Recovery after hospitalization in the intensive care unit (ICU) can present new challenges for patients. Critical illness contributes to the development of new physical and cognitive impairments often resulting from the illness itself (sepsis, respiratory failure), but also necessary ICU interventions including prolonged bedrest and the use of sedative medications. Further, an ICU stay can exacerbate psychosocial stress, placing ICU survivors at risk for long-term mental health conditions including depression, anxiety and post-traumatic stress disorder. Together, these new physical, cognitive and psychological symptoms observed in patients recovering from critical illness are termed the post-ICU syndrome (PICS). PICS impacts up to 50% of ICU survivors and can adversely affect long-term function for years after the ICU stay. The University of Colorado ICU Recovery Clinic aims to identify and alleviate symptoms of PICS with the expressed goal of improving outcomes for patients after critical illness.

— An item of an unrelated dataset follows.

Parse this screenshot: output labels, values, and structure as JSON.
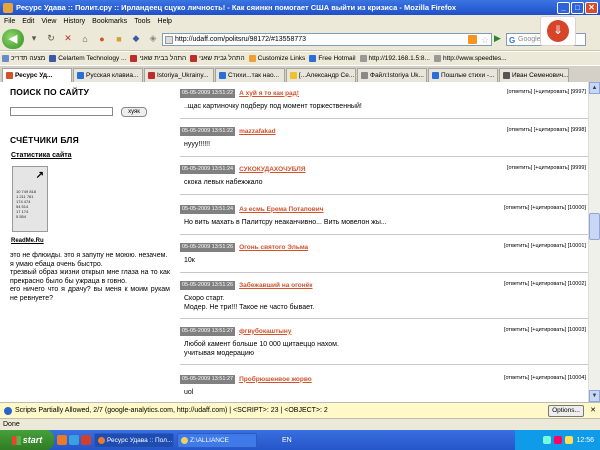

The clinic employs a multidisciplinary, consultative model that links patients with necessary services for reducing the burden of PICS. Through collaboration between pulmonary/critical care medicine, physical medicine and rehabilitation, the rehabilitative disciplines (physical, occupational, speech therapy) and psychology/psychiatry services, patients receive an individualized recovery plan tailored to their personal recovery needs. Patients are followed over their course of recovery with necessary support provided when needed across the recovery trajectory. Additionally, the clinic serves as a site of ongoing clinical and translational research in ICU recovery and long-term ICU survivorship.